● Directions for this task: Restate only the tail of the data below, starting at the line that contains "Convert this screenshot" and including the last line, word for word.

● Material for this exercise:
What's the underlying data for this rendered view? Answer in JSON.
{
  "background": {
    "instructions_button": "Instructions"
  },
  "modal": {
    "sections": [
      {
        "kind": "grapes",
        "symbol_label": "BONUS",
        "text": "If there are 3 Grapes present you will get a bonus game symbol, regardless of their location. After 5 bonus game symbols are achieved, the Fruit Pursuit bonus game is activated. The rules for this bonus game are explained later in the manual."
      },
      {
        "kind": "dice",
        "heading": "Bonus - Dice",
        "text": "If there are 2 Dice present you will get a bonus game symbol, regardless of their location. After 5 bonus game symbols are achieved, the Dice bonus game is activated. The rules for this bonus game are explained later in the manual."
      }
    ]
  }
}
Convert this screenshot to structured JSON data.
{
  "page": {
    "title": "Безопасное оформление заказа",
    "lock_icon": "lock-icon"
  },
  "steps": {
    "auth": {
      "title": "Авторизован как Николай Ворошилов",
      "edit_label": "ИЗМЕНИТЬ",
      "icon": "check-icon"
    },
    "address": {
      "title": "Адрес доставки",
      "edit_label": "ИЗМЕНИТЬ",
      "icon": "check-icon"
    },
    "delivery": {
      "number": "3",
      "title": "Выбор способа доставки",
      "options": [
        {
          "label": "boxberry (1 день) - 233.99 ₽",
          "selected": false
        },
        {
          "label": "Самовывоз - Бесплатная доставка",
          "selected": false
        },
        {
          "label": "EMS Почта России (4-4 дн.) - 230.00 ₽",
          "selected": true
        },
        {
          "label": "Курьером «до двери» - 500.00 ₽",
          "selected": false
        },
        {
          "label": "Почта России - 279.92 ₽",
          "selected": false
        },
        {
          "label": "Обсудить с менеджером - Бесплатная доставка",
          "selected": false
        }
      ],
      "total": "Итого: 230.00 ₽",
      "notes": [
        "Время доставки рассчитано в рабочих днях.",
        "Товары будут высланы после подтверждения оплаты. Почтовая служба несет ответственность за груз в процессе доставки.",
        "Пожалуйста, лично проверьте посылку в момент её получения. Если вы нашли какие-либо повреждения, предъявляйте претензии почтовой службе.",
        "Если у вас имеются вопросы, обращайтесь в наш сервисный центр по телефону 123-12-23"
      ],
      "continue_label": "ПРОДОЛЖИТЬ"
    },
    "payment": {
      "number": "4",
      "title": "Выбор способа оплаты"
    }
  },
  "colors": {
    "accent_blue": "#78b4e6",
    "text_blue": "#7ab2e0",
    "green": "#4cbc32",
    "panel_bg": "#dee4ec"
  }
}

● Exercise result:
Convert this screenshot to structured JSON data.
{
  "page": {
    "title": "Безопасное оформление заказа",
    "lock_icon": "lock-icon"
  },
  "steps": {
    "auth": {
      "title": "Авторизован как Николай Ворошилов",
      "edit_label": "ИЗМЕНИТЬ",
      "icon": "check-icon"
    },
    "address": {
      "title": "Адрес доставки",
      "edit_label": "ИЗМЕНИТЬ",
      "icon": "check-icon"
    },
    "delivery": {
      "number": "3",
      "title": "Выбор способа доставки",
      "options": [
        {
          "label": "boxberry (1 день) - 233.99 ₽",
          "selected": false
        },
        {
          "label": "Самовывоз - Бесплатная доставка",
          "selected": false
        },
        {
          "label": "EMS Почта России (4-4 дн.) - 230.00 ₽",
          "selected": true
        },
        {
          "label": "Курьером «до двери» - 500.00 ₽",
          "selected": false
        },
        {
          "label": "Почта России - 279.92 ₽",
          "selected": false
        },
        {
          "label": "Обсудить с менеджером - Бесплатная доставка",
          "selected": false
        }
      ],
      "total": "Итого: 230.00 ₽",
      "notes": [
        "Время доставки рассчитано в рабочих днях.",
        "Товары будут высланы после подтверждения оплаты. Почтовая служба несет ответственность за груз в процессе доставки.",
        "Пожалуйста, лично проверьте посылку в момент её получения. Если вы нашли какие-либо повреждения, предъявляйте претензии почтовой службе.",
        "Если у вас имеются вопросы, обращайтесь в наш сервисный центр по телефону 123-12-23"
      ],
      "continue_label": "ПРОДОЛЖИТЬ"
    },
    "payment": {
      "number": "4",
      "title": "Выбор способа оплаты"
    }
  },
  "colors": {
    "accent_blue": "#78b4e6",
    "text_blue": "#7ab2e0",
    "green": "#4cbc32",
    "panel_bg": "#dee4ec"
  }
}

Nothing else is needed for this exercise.